======== EXTRACTED MATERIAL

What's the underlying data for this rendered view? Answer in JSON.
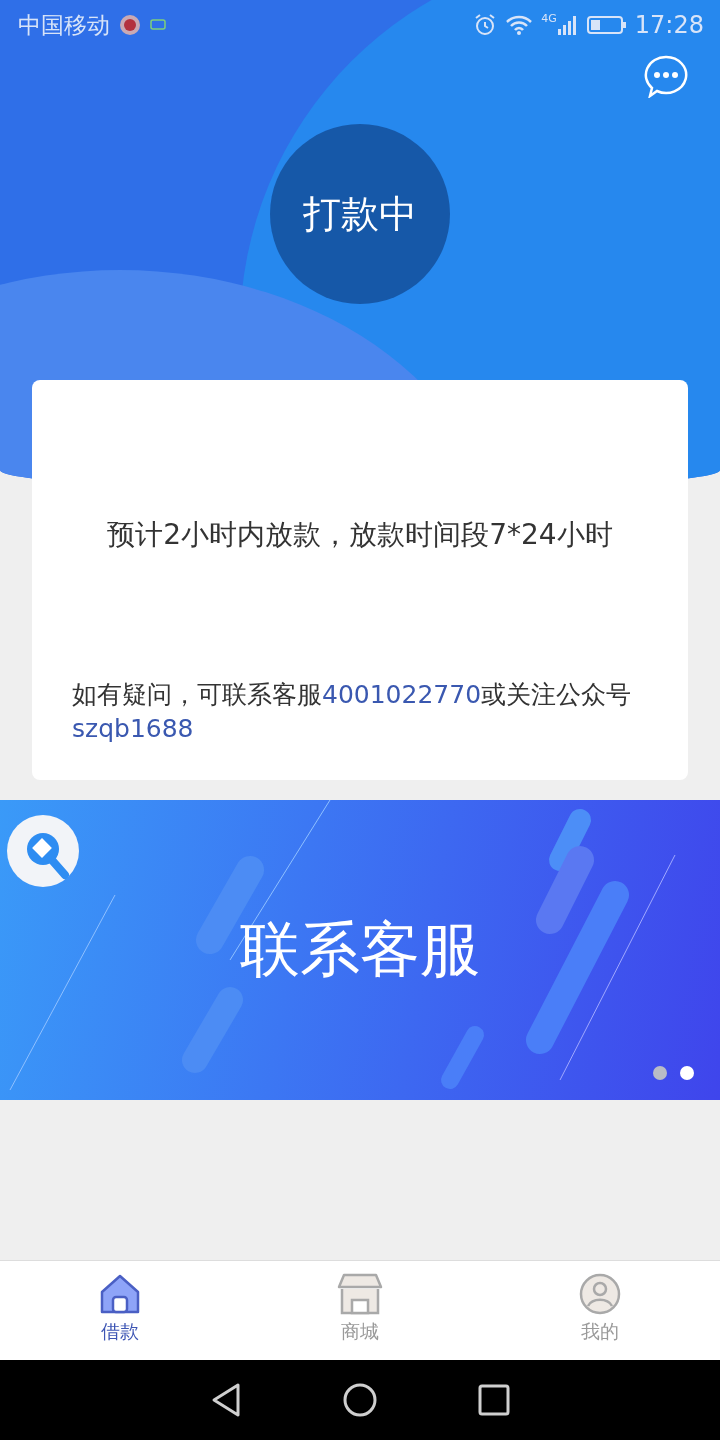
{
  "status_bar": {
    "carrier": "中国移动",
    "network": "4G",
    "time": "17:28"
  },
  "header": {
    "status": "打款中"
  },
  "card": {
    "message": "预计2小时内放款，放款时间段7*24小时",
    "help": [
      {
        "kind": "plain",
        "text": "如有疑问，可联系客服"
      },
      {
        "kind": "link",
        "text": "4001022770"
      },
      {
        "kind": "plain",
        "text": "或关注公众号"
      },
      {
        "kind": "link",
        "text": "szqb1688"
      }
    ]
  },
  "banner": {
    "title": "联系客服",
    "dots": [
      {
        "selected": false
      },
      {
        "selected": true
      }
    ]
  },
  "tabs": [
    {
      "label": "借款",
      "kind": "home",
      "selected": true
    },
    {
      "label": "商城",
      "kind": "store",
      "selected": false
    },
    {
      "label": "我的",
      "kind": "user",
      "selected": false
    }
  ]
}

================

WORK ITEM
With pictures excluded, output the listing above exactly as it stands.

EXPECTED ANSWER
What's the underlying data for this rendered view? Answer in JSON.
{
  "status_bar": {
    "carrier": "中国移动",
    "network": "4G",
    "time": "17:28"
  },
  "header": {
    "status": "打款中"
  },
  "card": {
    "message": "预计2小时内放款，放款时间段7*24小时",
    "help": [
      {
        "kind": "plain",
        "text": "如有疑问，可联系客服"
      },
      {
        "kind": "link",
        "text": "4001022770"
      },
      {
        "kind": "plain",
        "text": "或关注公众号"
      },
      {
        "kind": "link",
        "text": "szqb1688"
      }
    ]
  },
  "banner": {
    "title": "联系客服",
    "dots": [
      {
        "selected": false
      },
      {
        "selected": true
      }
    ]
  },
  "tabs": [
    {
      "label": "借款",
      "kind": "home",
      "selected": true
    },
    {
      "label": "商城",
      "kind": "store",
      "selected": false
    },
    {
      "label": "我的",
      "kind": "user",
      "selected": false
    }
  ]
}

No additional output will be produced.